Rules System for Memorizing Fifty-two Cards and Their Stack Numbers 1. Memorize fourteen basic rules. Total Information to be Memorized: 14 Rules

3. Memorize fifty-two mnemonic words that represent the fiftytwo cards in a deck (SuN = Two of Spades, SuM = Three of Spades, etc.). 4. Memorize fifty-two pictures that link each mnemonic card-word with a mnemonic stack-numberword (the sun eating a ham; a hen pecking a calculator to arrive at a sum; etc.). Total Information to be Memorized: Number Alphabet 104 Mnemonic Words 52 Mnemonic Pictures

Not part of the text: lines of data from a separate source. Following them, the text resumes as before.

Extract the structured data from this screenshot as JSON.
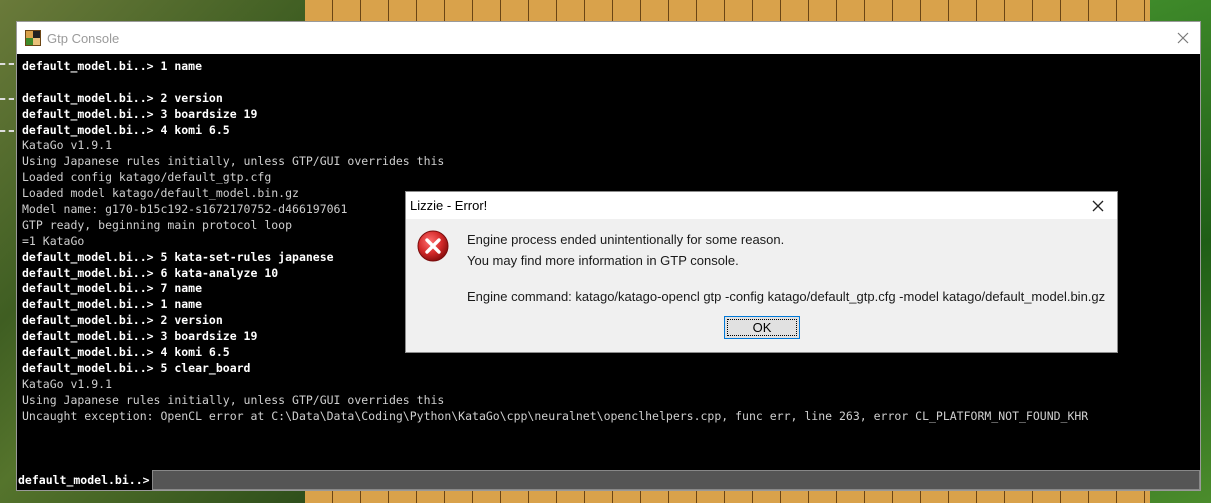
{
  "console": {
    "title": "Gtp Console",
    "log": [
      {
        "type": "cmd",
        "text": "default_model.bi..> 1 name"
      },
      {
        "type": "blank",
        "text": ""
      },
      {
        "type": "cmd",
        "text": "default_model.bi..> 2 version"
      },
      {
        "type": "cmd",
        "text": "default_model.bi..> 3 boardsize 19"
      },
      {
        "type": "cmd",
        "text": "default_model.bi..> 4 komi 6.5"
      },
      {
        "type": "out",
        "text": "KataGo v1.9.1"
      },
      {
        "type": "out",
        "text": "Using Japanese rules initially, unless GTP/GUI overrides this"
      },
      {
        "type": "out",
        "text": "Loaded config katago/default_gtp.cfg"
      },
      {
        "type": "out",
        "text": "Loaded model katago/default_model.bin.gz"
      },
      {
        "type": "out",
        "text": "Model name: g170-b15c192-s1672170752-d466197061"
      },
      {
        "type": "out",
        "text": "GTP ready, beginning main protocol loop"
      },
      {
        "type": "out",
        "text": "=1 KataGo"
      },
      {
        "type": "cmd",
        "text": "default_model.bi..> 5 kata-set-rules japanese"
      },
      {
        "type": "cmd",
        "text": "default_model.bi..> 6 kata-analyze 10"
      },
      {
        "type": "cmd",
        "text": "default_model.bi..> 7 name"
      },
      {
        "type": "cmd",
        "text": "default_model.bi..> 1 name"
      },
      {
        "type": "cmd",
        "text": "default_model.bi..> 2 version"
      },
      {
        "type": "cmd",
        "text": "default_model.bi..> 3 boardsize 19"
      },
      {
        "type": "cmd",
        "text": "default_model.bi..> 4 komi 6.5"
      },
      {
        "type": "cmd",
        "text": "default_model.bi..> 5 clear_board"
      },
      {
        "type": "out",
        "text": "KataGo v1.9.1"
      },
      {
        "type": "out",
        "text": "Using Japanese rules initially, unless GTP/GUI overrides this"
      },
      {
        "type": "out",
        "text": "Uncaught exception: OpenCL error at C:\\Data\\Data\\Coding\\Python\\KataGo\\cpp\\neuralnet\\openclhelpers.cpp, func err, line 263, error CL_PLATFORM_NOT_FOUND_KHR"
      }
    ],
    "prompt": "default_model.bi..>",
    "input_value": ""
  },
  "dialog": {
    "title": "Lizzie - Error!",
    "message_line1": "Engine process ended unintentionally for some reason.",
    "message_line2": "You may find more information in GTP console.",
    "command": "Engine command: katago/katago-opencl gtp -config katago/default_gtp.cfg -model katago/default_model.bin.gz",
    "ok_label": "OK"
  },
  "icons": {
    "window_close": "close-icon",
    "error": "error-icon",
    "app": "lizzie-app-icon"
  },
  "colors": {
    "console_bg": "#000000",
    "dialog_bg": "#f0f0f0",
    "error_red": "#d42a2a",
    "focus_blue": "#0078d7"
  }
}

so that they conform to your needs. It is preferable to choose an order of suits with alternating colors (black-red-black-red or red-black-red-black), as such an alternation will assure that black cards and red cards will be distributed more evenly throughout the stack.

The Joyal Six-Hour Memorized Stack
The Joyal Six-Hour Memorized Stack

The Joyal Six-Hour Memorized Stack